- Gently fold in the curd bits. Reposition the pot into the sink or a bigger pot of hot water, then gradually increase the temperature until it reaches 95°F (this should take approximately an hour). The yellowish liquid you see is the whey, and it will begin to separate from the curds.
- Use several layers of cheesecloth or butter muslin to line a colander. Colander with curds and whey within. Let them drain at room temperature for 4 hours.
- As the curds drain, they will clump together. After slicing the formed mass into rough chunks approximately 3 inches broad, let them to drain for an additional 30 minutes.
- To make a saturated brine, combine 12 gallon of water with 12 pound of kosher or other non-iodized salt. When using alternative non-iodized salt, add 1/4 cup at a time to 12 gallon of water. Salt should be added in increments of 1/4 cup, stirring after each addition to ensure thorough salt dissolution. When salt no longer dissolves in the water, stop adding it.
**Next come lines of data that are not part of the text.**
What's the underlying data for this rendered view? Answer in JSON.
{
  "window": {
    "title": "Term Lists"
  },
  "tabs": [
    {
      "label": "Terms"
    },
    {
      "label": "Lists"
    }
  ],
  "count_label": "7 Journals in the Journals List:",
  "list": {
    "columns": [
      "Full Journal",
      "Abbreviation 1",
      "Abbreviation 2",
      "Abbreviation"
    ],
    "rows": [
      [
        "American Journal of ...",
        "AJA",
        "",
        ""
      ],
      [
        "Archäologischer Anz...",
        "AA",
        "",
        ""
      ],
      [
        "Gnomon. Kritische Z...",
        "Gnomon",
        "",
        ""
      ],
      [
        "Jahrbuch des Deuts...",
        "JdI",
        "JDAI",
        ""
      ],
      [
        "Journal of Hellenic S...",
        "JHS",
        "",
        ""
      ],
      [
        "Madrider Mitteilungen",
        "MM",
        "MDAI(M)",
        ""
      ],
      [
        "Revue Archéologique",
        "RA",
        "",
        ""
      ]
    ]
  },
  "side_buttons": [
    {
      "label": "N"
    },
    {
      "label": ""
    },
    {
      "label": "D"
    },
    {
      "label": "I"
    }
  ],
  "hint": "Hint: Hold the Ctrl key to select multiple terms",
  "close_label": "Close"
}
- Combine the brine with 1 teaspoon of calcium chloride and 2 12 tablespoons of vinegar.
- For 10 to 12 hours, submerge the blocks of feta in the salted brine. If you soak them in the brine for much longer, the feta will turn out to be far too salty.
- Use a colander to drain the cheese. After two days of leaving it out in the open at room temperature, move it into a closed container and store it in the refrigerator. It may last up to two weeks in the refrigerator. Make a fairly strong brine for long-term preservation by dissolving 2 tablespoons of non-iodized salt in 1 pint of water, adding 1/4 teaspoon vinegar, and 1/4 teaspoon calcium chloride. In this brine, your handmade feta cheese will last for many months.